Couple shocked after their Calgary home address used in Shih Tzu puppy scam
Calgary police say there’s an ongoing fraud investigation into the allegations
Over the last week, four people have knocked on a door in Calgary's Mount Royal neighbourhood, looking to pick up a Shih Tzu puppy, only to go home empty handed.
A woman has been advertising the dogs online, chatting with interested buyers over email and text before convincing them to give her a deposit to reserve the dog in the buyer's name. Then, the victims are sent to an address to pick up the dog — only to find the dog doesn't exist, and their money's gone.
Scott and Shannon McGregor said the knocks on their door started on Tuesday. Their long driveway doesn't usually have many visitors, but someone had driven up the steep slope and parked.
"It was kind of strange," Scott said. "So, I came out to see what was going on and they said, 'we're here for the puppy.' I was like, 'well, I think you've got the wrong address.'"
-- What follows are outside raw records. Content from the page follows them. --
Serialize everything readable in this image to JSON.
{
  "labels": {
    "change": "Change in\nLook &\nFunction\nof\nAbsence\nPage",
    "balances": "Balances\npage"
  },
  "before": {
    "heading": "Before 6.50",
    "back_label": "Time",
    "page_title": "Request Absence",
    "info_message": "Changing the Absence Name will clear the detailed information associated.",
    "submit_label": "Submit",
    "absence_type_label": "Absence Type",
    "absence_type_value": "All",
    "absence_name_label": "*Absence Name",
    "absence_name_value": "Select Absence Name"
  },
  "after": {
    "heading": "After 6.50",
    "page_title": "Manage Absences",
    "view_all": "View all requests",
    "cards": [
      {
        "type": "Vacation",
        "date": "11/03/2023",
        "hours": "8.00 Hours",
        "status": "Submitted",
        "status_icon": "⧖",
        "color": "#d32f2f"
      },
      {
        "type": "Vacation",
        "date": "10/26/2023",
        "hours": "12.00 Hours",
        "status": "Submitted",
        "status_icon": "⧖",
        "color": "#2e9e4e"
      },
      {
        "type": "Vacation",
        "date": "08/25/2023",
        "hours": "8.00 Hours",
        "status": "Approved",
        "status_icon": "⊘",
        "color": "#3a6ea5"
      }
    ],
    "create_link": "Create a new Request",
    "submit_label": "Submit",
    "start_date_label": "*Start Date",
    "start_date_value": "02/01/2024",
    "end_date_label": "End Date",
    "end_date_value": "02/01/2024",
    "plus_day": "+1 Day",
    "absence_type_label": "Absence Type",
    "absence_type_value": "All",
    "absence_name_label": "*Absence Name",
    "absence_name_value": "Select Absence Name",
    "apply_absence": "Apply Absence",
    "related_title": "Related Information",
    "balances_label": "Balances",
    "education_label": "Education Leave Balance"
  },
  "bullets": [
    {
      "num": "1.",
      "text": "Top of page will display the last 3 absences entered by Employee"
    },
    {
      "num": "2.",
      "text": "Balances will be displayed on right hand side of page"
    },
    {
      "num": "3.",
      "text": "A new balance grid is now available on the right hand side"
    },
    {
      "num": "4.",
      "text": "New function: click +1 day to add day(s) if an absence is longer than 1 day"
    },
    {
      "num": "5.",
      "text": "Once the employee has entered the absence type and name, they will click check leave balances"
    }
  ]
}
Quickly the group figured out that they had been scammed. Scott said he thought that would be the last of it.
Then, later the same day, another knock. Scott said they started asking questions and getting more information about how these people were communicating with the seller and where the ads were placed.
On Thursday, another car pulled up, waiting for a puppy.
Shannon called the Calgary police non-emergency line and reported the scam.
"It's heartbreaking, you know?" Scott said. "Every person that you meet who comes to your door looking for a puppy … the look on their faces as it dawns on them what's happened. It just makes you feel awful."
On Saturday, a man from Edmonton came looking for the Shih Tzu. Instead, he was given a police case number and Shannon urged him to follow up.
"I think the main thing is I don't want people to be embarrassed," Shannon said. "They're not the ones that did anything wrong, but they do need to report this. Otherwise it's going to keep happening."
'I was very excited. I was getting a puppy.'
Lori Fehr told her family she was thinking about getting a puppy for her birthday and her family offered to chip in. Her search started at local shelters. But, in the end, Fehr wanted a small breed and was encouraged to take her search online to breeders.
She found an ad, and tried to call the seller. But the phone went straight to voicemail, so she texted instead. She and the seller went back and forth for several hours about the puppy.
"It wasn't until maybe the last 20 minutes of texting that I agreed to send her the deposit," Fehr said. "Normally, I wouldn't do that without actually seeing the puppy first. But she replied that was the only way that she could hold the puppy."
Although some of her family members were hesitant, Fehr put her trust in the woman. The deposit was sent — $180 for a $450 dog.
The seller asked Fehr to come pick up the pup at a Calgary address, McGregor's home. Then 20 minutes later the seller changed her mind, asking Fehr to meet her at the Airdrie Superstore parking lot instead. Fehr had a long drive from Sylvan Lake, and it would be closer.
"Needless to say, I couldn't sleep the night before. I was very excited. I was getting a puppy."
She'd planned to call the dog Panda, because of its black-and-white markings.
Her son was free, and decided to make the drive.
After hours in the parking lot, the seller texted Fehr's son to tell him she was driving and running late, but eventually it was time to give up.
"No puppy, it was a very quiet ride home," Fehr said. "All my son did say is: 'sorry, mom, sorry this had to happen.' But it's not his fault, it's hers."
Calgary police confirmed there's an ongoing fraud investigation linked to this scam.
Last year, police urged the public to be careful as puppy scams have been on the rise. In 2019, there were 10 cases recorded — in 2020 that number went up to more than 33 instances.